- During the QA cycle for a product I'm working on I got a request to limit the logs for just the last 10 days. I use log4net 1.2.9 incubation release, which is an absolute pleasure to use (even the documentation is up to snuff these days); however I've found that there is simply no way to do that using the stock RollingFileAppender when you roll by date (as opposed to by size). Since I didn't have time to research creating scheduled tasks using the godawful Visual Studio 2003 Setup and Deployment Project I just hacked a RollingFileAppender-derivative, only to find that most of its protected methods are not declared virtual - meaning I had to copy the code for the class in its entirety and hack away instead of just inheriting and overriding behavior.
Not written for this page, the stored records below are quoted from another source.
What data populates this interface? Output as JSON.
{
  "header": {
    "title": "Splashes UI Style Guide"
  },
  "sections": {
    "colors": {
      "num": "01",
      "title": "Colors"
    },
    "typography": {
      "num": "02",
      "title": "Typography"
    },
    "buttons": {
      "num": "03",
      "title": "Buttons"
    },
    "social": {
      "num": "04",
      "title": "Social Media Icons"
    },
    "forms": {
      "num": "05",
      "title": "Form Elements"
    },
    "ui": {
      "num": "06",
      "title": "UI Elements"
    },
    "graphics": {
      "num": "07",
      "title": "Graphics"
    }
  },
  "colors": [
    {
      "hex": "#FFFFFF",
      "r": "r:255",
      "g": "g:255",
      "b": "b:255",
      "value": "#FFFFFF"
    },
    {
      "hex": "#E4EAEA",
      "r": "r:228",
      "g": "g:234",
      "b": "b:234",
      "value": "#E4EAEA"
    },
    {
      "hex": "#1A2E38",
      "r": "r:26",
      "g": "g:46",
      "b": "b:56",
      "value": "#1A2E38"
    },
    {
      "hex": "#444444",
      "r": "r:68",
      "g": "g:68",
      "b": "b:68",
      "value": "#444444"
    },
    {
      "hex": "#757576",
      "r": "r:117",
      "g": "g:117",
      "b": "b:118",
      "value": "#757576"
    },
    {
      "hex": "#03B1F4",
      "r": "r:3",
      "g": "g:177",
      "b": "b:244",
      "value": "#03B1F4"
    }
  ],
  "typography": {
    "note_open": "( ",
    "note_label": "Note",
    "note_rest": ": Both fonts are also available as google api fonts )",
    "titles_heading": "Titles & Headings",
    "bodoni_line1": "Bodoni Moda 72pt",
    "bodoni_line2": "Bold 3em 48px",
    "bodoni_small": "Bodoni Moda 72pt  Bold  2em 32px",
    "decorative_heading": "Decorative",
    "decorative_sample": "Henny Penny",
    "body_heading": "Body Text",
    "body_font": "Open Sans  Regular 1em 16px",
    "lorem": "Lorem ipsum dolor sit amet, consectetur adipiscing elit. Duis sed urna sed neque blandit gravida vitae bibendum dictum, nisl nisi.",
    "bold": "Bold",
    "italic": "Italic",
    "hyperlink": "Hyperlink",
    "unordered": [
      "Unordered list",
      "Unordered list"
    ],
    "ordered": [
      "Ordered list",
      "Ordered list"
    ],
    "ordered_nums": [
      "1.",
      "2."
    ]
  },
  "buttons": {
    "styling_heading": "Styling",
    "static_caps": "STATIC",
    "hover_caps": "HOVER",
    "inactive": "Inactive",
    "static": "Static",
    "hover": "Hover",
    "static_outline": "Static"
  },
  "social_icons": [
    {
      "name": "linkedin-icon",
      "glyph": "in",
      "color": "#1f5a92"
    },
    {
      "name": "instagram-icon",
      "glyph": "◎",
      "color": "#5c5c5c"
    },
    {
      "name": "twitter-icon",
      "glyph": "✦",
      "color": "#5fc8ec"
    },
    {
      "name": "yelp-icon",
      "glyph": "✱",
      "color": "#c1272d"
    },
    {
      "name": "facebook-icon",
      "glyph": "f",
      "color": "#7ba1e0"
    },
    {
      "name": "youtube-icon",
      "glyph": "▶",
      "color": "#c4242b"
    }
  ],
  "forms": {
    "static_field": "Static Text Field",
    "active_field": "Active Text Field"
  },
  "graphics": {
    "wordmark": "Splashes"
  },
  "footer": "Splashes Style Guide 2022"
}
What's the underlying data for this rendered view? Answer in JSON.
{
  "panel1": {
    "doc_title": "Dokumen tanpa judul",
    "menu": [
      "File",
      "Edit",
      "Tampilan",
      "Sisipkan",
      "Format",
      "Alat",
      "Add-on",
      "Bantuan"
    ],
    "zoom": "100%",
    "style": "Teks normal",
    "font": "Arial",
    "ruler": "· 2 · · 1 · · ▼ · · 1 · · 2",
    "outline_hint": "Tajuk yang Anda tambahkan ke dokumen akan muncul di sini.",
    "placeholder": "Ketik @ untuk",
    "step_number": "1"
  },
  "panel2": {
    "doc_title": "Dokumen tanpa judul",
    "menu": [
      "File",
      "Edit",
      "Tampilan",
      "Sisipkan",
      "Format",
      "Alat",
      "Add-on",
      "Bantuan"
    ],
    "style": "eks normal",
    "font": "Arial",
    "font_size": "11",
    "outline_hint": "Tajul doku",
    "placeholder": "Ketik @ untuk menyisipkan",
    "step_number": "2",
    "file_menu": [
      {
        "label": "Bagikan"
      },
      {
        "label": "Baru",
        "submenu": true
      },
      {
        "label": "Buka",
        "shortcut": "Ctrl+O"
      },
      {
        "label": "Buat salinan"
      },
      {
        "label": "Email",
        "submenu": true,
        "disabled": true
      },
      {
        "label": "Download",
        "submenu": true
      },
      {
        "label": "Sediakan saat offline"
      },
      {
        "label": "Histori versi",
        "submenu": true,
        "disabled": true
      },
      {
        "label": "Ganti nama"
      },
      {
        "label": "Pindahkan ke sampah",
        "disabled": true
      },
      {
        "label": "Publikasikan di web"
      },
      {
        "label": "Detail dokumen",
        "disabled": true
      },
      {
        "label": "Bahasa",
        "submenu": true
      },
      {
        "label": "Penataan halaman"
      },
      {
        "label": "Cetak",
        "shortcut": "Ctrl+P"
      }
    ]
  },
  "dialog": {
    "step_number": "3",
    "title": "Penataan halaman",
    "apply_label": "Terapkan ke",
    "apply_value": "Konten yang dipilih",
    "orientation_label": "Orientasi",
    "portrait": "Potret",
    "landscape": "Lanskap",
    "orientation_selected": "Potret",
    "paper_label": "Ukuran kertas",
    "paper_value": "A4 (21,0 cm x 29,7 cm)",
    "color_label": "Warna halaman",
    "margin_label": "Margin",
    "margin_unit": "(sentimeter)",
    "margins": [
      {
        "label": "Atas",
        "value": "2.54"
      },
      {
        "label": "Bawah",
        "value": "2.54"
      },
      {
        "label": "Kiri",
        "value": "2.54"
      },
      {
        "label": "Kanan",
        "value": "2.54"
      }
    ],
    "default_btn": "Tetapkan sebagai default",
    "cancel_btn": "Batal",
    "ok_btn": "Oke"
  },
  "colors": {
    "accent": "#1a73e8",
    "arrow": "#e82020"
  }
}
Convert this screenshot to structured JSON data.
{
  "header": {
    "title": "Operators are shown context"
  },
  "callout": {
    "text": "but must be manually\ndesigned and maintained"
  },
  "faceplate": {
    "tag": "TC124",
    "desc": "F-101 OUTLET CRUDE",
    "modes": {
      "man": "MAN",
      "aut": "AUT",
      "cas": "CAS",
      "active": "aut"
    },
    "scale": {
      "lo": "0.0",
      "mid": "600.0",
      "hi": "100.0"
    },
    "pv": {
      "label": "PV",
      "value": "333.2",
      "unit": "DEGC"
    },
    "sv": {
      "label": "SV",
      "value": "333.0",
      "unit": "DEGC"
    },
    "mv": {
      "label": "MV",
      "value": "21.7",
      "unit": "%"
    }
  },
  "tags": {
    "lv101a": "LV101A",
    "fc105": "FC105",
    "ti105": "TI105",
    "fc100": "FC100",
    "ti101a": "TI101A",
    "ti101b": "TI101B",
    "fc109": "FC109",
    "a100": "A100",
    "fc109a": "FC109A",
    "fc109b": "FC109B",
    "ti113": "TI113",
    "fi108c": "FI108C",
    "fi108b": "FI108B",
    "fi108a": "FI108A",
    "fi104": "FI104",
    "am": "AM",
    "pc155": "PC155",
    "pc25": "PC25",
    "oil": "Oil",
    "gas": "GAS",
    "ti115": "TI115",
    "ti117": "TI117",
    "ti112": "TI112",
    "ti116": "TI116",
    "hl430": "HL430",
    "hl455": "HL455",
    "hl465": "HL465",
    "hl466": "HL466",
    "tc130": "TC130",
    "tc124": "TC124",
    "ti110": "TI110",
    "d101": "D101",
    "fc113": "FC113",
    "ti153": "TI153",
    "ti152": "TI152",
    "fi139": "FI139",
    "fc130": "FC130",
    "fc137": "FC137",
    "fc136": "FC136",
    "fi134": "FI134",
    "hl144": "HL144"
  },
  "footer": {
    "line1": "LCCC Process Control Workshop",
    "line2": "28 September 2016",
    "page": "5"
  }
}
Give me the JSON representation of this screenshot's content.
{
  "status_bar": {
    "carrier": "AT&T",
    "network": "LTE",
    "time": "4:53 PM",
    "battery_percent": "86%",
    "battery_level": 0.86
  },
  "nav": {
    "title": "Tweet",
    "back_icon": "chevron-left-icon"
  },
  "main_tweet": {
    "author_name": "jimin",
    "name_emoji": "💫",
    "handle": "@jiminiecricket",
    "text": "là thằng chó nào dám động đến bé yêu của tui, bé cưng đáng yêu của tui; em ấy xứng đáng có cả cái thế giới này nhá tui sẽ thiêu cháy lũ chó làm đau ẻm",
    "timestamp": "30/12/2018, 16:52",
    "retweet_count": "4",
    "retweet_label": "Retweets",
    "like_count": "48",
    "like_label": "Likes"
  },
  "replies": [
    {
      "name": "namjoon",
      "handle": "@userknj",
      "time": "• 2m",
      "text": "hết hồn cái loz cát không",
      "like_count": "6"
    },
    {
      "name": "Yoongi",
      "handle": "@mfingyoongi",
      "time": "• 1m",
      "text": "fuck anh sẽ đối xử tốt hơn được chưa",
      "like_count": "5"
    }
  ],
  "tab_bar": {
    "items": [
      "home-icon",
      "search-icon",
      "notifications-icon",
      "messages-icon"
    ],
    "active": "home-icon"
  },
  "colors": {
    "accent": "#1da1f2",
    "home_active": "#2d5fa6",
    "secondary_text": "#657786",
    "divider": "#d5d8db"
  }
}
If anyone's interested in the hack let me know, but be advised that it's probably not very stable nor particularly elegant.
- I was looking for a way to execute an interactive process remotely (which can't be done easily, certainly not with my original research subject, WMI). Apparently the only practical way to do this under Win32 is to use a remote service with administrative privileges; security was a workable issue in this case, so I was left with having to research and write the service and deal with all the bugs, which given the project schedule was not an option. The first obvious option was to use SysInternals' PsExec tool; this would've been perfect except that PsExec's license forbids redistributing it without a license, which we were very inclined to purchase had there not been easier (and cheaper) options. BeyondExec is an equally solid solution that's distributed as freeware and is therefore useful for commercial purposes. Lastly, Jim Wiese has an interesting article up at The Code Project which might've saved us a great deal of time had BeyondExec proved irrelevant.
- John Wood's SafeInvoke is a very elegant solution to the classic GUI thread invocation issue when programming for Windows Forms. He's not the first to utilize .NET Reflection for that purpose, but his solution is extremely elegant as well as performant (since his helper class caches the generated code, a performance hit is incurred only when a delgate is first used, and System.Reflection is supposed to be dramatically faster in the upcoming CLR 2.0). Two thumbs up.
- One of my favourite writers, Reymond Chen over at The Old New Thing, wrote an insightful little tip on why you should never use sleep(0). The comments are equally informative. On a side note, I've recently become a very big fan of java and C#'s Monitor synchronization primitive along with its signalling capacity (in java it's part of the java.lang.Object API, which is much more elegant than C#'s Monitor class and its static members).